If you often sleep seven or more hours a night but still wake up tired, it may mean that you are not getting enough rest.
While sufficient sleep is critical, it is only one component in a “rested” state of being. Try these tips for ensuring you have sufficient downtime:
- Be present. Engaging in an activity that requires you to be present can be difficult in our goal-oriented, multitasking society. However, choosing to commit some time each day to meditating, taking a walk, reading a book, or simply observing the world around you has many emotional and physical health benefits.
- Manage your energy. In sports, an athlete who is being held out of a game to “rest” so they will be fresh for a later contest is engaging in energy management. Determining when your best efforts will be needed and then adjusting your schedule so that you will be fresh when it matters is key to making the most of opportunities.
- Identify stressors. What makes you stressed or frustrated? If you have a chronic illness, do you know what circumstances tend to cause your illness to flare? Identifying situations that you find stressful will help you set boundaries and minimize the toll on your physical, mental, and emotional health.
- Take a nap. If you are tired during the day, try laying down and closing your eyes for 10-20 minutes. (Avoid sleeping for long periods during the day, as this could disrupt your nighttime sleep patterns.) If taking a short nap isn’t an option, try some deep breathing or step outside to soak up some sunshine and fresh air.
- Say “no.” If you feel overloaded, it’s okay to say “no” or to withdraw from a commitment. It may be helpful to establish priorities for your time, money, and energy, especially if you struggle to set limits.

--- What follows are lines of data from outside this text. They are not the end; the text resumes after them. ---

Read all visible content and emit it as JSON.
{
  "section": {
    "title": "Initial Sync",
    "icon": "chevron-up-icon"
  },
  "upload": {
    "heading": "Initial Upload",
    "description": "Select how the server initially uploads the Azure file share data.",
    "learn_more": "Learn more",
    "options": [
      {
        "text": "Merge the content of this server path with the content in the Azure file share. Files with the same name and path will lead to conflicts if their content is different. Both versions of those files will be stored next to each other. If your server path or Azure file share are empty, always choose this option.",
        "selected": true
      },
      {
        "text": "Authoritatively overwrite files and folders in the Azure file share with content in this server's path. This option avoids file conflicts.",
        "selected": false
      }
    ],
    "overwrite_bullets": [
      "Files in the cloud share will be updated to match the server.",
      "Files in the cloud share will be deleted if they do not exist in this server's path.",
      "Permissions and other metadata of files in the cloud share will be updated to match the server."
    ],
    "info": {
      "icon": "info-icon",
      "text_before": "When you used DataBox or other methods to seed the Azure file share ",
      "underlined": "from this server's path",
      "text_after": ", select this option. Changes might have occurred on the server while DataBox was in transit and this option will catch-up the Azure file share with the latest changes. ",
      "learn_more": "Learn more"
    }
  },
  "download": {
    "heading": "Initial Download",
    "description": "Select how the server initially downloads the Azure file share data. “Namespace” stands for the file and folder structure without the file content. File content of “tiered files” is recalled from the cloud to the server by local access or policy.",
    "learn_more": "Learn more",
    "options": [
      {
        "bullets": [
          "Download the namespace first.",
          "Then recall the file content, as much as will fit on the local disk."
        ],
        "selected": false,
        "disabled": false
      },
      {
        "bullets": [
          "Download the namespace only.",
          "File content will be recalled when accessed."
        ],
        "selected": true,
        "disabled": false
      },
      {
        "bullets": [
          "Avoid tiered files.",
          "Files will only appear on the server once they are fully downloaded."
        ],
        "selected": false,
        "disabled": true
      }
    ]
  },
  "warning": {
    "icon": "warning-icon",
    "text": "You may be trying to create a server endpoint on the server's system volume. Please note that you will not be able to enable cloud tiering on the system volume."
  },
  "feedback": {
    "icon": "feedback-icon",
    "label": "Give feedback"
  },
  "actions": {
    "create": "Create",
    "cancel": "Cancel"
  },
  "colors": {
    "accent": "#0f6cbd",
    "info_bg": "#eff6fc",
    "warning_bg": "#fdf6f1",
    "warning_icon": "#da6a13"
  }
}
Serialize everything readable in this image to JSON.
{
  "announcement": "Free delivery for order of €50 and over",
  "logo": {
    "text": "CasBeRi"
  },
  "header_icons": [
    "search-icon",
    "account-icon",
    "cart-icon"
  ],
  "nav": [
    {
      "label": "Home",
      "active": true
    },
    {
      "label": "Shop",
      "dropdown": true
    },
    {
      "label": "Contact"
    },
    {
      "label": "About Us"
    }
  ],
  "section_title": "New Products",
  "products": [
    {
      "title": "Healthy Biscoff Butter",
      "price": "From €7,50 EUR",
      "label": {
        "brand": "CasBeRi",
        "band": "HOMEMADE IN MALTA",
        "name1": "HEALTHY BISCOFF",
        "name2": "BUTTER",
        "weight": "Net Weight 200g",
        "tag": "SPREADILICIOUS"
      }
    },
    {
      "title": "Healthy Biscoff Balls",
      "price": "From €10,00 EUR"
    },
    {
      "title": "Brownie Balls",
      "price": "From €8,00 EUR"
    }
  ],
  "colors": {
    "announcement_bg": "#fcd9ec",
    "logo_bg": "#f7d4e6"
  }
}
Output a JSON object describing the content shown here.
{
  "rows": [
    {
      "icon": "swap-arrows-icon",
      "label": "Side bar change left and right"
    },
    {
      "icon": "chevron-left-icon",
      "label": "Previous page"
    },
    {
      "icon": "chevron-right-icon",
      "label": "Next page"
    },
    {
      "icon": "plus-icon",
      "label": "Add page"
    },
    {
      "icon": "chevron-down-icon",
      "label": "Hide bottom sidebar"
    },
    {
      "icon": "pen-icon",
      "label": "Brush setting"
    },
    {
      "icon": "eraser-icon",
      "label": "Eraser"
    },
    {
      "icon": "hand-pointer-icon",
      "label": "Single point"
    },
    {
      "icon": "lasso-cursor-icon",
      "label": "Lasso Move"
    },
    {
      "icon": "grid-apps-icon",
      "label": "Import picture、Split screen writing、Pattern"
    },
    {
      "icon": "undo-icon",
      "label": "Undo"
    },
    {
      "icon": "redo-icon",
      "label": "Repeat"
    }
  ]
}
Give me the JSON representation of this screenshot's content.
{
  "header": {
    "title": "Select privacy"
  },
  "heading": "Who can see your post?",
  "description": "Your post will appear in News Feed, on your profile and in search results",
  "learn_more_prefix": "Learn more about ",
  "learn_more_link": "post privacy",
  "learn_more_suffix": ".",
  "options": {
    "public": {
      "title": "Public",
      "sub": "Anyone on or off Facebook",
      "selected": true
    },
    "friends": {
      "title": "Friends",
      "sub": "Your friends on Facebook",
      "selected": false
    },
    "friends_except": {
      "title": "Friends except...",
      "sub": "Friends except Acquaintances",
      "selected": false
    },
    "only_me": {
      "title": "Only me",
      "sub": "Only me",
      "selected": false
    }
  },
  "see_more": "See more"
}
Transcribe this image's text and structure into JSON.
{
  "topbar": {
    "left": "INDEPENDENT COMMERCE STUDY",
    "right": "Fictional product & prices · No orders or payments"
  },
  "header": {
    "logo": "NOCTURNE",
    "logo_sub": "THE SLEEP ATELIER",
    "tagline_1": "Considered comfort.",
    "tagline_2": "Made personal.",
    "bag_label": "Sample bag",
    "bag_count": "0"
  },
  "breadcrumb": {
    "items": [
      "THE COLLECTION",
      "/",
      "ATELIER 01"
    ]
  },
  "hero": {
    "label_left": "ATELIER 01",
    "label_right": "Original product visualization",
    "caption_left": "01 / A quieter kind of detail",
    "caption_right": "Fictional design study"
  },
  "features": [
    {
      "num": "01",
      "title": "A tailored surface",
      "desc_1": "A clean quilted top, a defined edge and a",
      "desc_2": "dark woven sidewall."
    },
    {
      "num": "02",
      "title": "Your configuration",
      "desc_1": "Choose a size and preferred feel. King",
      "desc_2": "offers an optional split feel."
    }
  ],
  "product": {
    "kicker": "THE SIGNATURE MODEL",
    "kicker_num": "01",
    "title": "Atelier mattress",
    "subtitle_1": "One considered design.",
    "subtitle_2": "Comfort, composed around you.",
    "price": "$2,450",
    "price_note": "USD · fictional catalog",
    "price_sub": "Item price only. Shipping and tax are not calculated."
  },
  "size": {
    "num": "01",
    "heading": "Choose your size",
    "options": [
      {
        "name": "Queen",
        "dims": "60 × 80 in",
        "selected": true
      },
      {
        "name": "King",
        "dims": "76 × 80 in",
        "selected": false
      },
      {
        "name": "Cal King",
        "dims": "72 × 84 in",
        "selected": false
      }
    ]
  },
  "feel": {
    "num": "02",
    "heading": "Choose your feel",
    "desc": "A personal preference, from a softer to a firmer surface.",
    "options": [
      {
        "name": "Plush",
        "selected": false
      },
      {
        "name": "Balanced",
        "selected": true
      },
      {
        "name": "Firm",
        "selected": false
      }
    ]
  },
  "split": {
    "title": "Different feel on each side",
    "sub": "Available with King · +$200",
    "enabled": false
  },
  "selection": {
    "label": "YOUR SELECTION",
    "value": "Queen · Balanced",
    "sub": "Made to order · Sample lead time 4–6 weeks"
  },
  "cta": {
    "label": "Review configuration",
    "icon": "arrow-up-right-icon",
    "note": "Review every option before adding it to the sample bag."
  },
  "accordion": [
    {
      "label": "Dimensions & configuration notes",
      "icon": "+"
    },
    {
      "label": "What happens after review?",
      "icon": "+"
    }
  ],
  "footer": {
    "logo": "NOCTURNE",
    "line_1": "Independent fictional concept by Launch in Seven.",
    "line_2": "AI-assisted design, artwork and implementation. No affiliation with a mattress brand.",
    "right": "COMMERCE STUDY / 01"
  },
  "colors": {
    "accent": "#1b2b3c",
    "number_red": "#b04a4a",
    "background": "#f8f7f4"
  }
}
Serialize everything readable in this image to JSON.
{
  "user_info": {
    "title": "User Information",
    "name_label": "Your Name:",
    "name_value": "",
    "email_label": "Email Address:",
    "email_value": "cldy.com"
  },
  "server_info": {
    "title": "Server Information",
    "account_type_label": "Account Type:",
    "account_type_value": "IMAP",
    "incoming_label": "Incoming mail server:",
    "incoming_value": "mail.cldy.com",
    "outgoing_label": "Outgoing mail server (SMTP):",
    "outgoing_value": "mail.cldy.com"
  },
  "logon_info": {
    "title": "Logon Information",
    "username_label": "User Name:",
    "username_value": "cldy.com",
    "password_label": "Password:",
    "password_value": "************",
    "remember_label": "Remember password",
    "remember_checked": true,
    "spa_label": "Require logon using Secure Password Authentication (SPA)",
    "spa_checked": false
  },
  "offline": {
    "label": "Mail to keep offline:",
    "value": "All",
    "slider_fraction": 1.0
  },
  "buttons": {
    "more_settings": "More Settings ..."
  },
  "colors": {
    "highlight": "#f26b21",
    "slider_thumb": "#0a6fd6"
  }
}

- Make time for you. Some people may feel selfish for focusing on themselves when they have multiple responsibilities. However, making rest and recuperation a priority will help you stay present and live up to your commitments. No one can be “on” all the time.